Henry Farrell has an article in the Washington Post that links a forthcoming paper by him and John Quiggin with a debate that several bloggers have been involved in over the role of academic economists in promoting (or otherwise) austerity. The paper is very rich in historical detail, but the line he takes in the article is that politicians went with fiscal expansion when economists appeared united in their advice, but the switch to austerity began when economists appeared more divided.
I tend to agree with Kevin Drum in this: he says that basically politicians did what they wanted to do, and economists were simply used to provide some kind of cover for politicians’ decisions. This is the argument I make in my General Theory of Austerity paper. The clearest case of this is probably the UK. George Osborne opposed the fiscal stimulus in 2009, and what changed is that he became Chancellor in 2010. So in this case there was no change of view, just a change in who was in power.
The example which fits Farrell’s case much better is Germany.

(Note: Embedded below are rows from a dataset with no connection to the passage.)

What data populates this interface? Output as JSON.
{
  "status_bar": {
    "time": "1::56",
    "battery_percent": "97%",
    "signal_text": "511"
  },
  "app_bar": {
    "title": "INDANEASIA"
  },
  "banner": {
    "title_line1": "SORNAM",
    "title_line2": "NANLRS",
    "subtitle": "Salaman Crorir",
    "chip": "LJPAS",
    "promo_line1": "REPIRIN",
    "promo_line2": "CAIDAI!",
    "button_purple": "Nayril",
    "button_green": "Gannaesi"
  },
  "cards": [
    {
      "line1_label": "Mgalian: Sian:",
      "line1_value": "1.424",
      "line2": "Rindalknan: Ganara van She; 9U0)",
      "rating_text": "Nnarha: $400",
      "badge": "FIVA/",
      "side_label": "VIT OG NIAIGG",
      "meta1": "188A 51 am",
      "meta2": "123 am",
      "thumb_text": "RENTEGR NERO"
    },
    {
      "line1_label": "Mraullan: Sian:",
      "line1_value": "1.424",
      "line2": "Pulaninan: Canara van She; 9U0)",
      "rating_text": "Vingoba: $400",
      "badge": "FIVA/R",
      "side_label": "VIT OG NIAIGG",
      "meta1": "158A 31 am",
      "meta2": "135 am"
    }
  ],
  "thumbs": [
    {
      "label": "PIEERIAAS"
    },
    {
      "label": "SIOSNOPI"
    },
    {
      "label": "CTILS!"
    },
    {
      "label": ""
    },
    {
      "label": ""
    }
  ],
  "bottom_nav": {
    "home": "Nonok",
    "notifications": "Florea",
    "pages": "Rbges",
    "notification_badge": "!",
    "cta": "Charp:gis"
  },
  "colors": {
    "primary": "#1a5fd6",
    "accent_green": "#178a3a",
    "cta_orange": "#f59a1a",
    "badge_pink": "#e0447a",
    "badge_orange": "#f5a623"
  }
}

He argues that German politicians were persuaded to conduct stimulus in 2009 by the (surprising) unanimity of their own economists, but switched to austerity when German economists reverted to type. On this he may be right. But even here I think you can tell a different story, which stresses what politicians were most afraid of. In 2009 they were (rightly) concerned that we might be seeing another Great Depression, and so their instinct was to follow their economic advisors who had exactly the same fear. By 2010 it appeared that this fear had been averted, and now a new concern (for both politicians and austerity inclined German economists) arose over European debt.
In the case of Germany, therefore, the story is one of ‘events, dear boy, events’. In the US and UK it was that Republicans and Conservatives gained enough power to enact the policy they wanted to implement all along. The policy was what I call deficit deceit: reducing the state using fears about the deficit as a pretext. You could perhaps argue that the Treasury and the Governor of the Bank encouraged George Osborne, but I think he would have done it anyway: he was never one to let economics get in the way of achieving a political goal.
But as Drum says, it is not all gloom for economists. To quote: “If we had responded to the 2007-08 financial crisis the same way we did to the 1929-32 financial crisis, we'd still be waiting for a rerun of World War II to pull us back to normal.” I get very annoyed when people ask me what economists have done to deserve respect over the last decade. We avoided another Great Depression, that’s all. It may have been politicians top priority, but we told them what needed to be done, as Farrell makes clear.
But when Farrell suggests that austerity could have been avoided if only economists had stayed united, I think he is wrong. If you view 2016 as an experiment to see if policy can really ignore the united view of academic economists, the result is that it can. While it is important to hammer home what a mistake austerity was, and that it was never the policy recommendation of the majority of economists, the key question is why on occasion that often overwhelming majority can be so easily ignored on issues economists know more about than anyone else.